Occassionally a vintage Dagger Magellan turns up for sale in good shape, made in the 80’s, 17’ touring kayak. I had one for years as my loaner for friends and dates, wish i had held on to it. it was very stable but easy to paddle to decent speed and tracked well, with or without the rudder. i had countless folks of all sizes, mostly novices in it and all felt very secure in it. Paddled it a few times myself and enjoyed the feel and performance. The stock seat is a little funky but the back can be replaced with a backband. It is a little heavy (62 #) but a durable and reliable craft. I bought it for $400 and sold it 8 years later for $450 (actually had buyers bidding me for it when i posted it on Craigslist).

Another very stable and superlight boat is the Pakboat folding kayak model xt-15. Pakboat is replacing it with their new Quest models so you might find a discount on it and the slightly larger XT-16. The XT-15 is only 39 lbs. The inflatable sponson design makes it very stable but the aluminum frame, PVC/poly skin and shape make it perform very much like similar sized hardshells and it is actually more stable in rough water than a rigid boat.

From your list
The only mfg. I carry and have direct experience (recently. I’ll let others weight in on CD, Eddyline, etc. as my seat time is dusty with those brands) is P&H, Valley & North Shore.

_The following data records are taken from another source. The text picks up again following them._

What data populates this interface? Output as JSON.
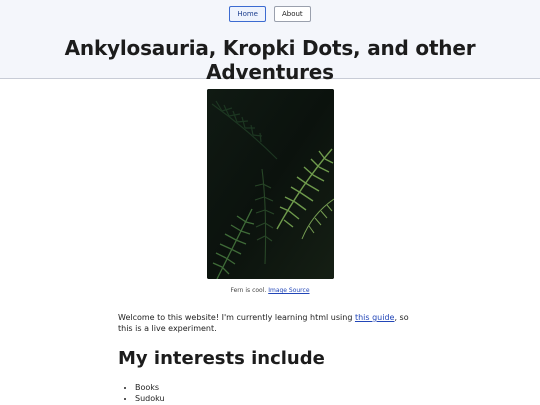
{
  "nav": {
    "home_label": "Home",
    "about_label": "About"
  },
  "header": {
    "title": "Ankylosauria, Kropki Dots, and other Adventures"
  },
  "figure": {
    "image_alt": "Fern",
    "caption_text": "Fern is cool. ",
    "caption_link": "Image Source"
  },
  "main": {
    "intro_before": "Welcome to this website! I'm currently learning html using ",
    "intro_link": "this guide",
    "intro_after": ", so this is a live experiment.",
    "interests_heading": "My interests include",
    "interests": [
      "Books",
      "Sudoku"
    ]
  },
  "colors": {
    "header_bg": "#f4f6fb",
    "link": "#2246b8",
    "active_nav_border": "#3c6bd1"
  }
}
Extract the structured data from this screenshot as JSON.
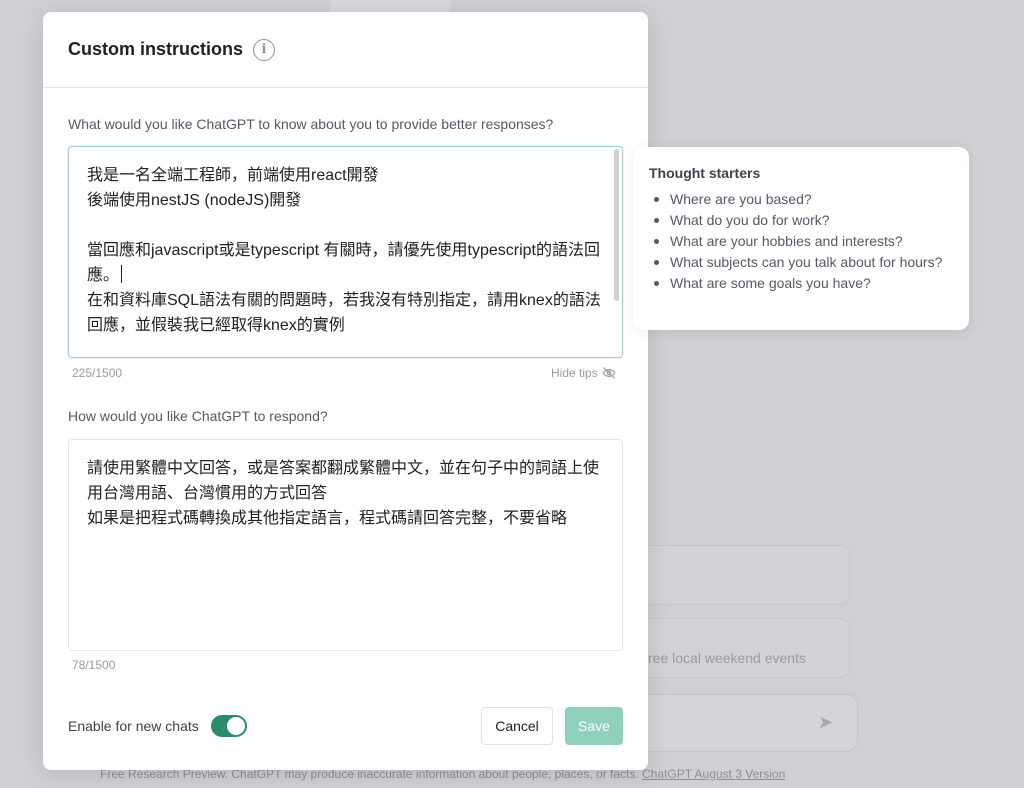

In their current offerings;

P&H Cetus, or Ceti - never sure of the plural

P&H Scorpio - the shorty poly Ceti

P&H Delphin/Aries - While a touring surf boat the civil primary stability is very reassuring, even if you’re not in breaking surf.

Valley Etain 177 for you

North Shore Atlantic for your wife

North Shore Ocean 17 for your wife and the Ocean 176 for you

North Shore Atlantic & LV Poly

Paddle this list then have lunch.

Others will have more suggestions I’m sure.

See you on the water,


The River Connection, Inc.

Hyde Park, NY

Here’s one for ya.
The Next Adventure Paddle store in Portland Oregon has two brand new Maelstrom Vaags on clearance for $2600. It might be well worth a drive down to Portland to have a look and see if the fit is right. Check out their paddles and other gear while you’re there. I’ve made some purchases there that are unbelievable.

OP’s wife
5’6" 210 lbs

There couldn’t be a worse cockpit for her than 16 x 30. There is no way she can get in or out of it, so the question of fit once she’s in is moot. Her body shape also hints at a level of fitness that’s not going to allow entry and exit acrobatics.

Longer doesn’t always = easy entry.
The OP’s wife may not fit in the 400X, but also may not fit in a kayak with a 34" long cockpit, unless there is enough depth to go with the length.

I have to hold and balance any boat my wife gets in or out of because of her stiffness. Even her SOT.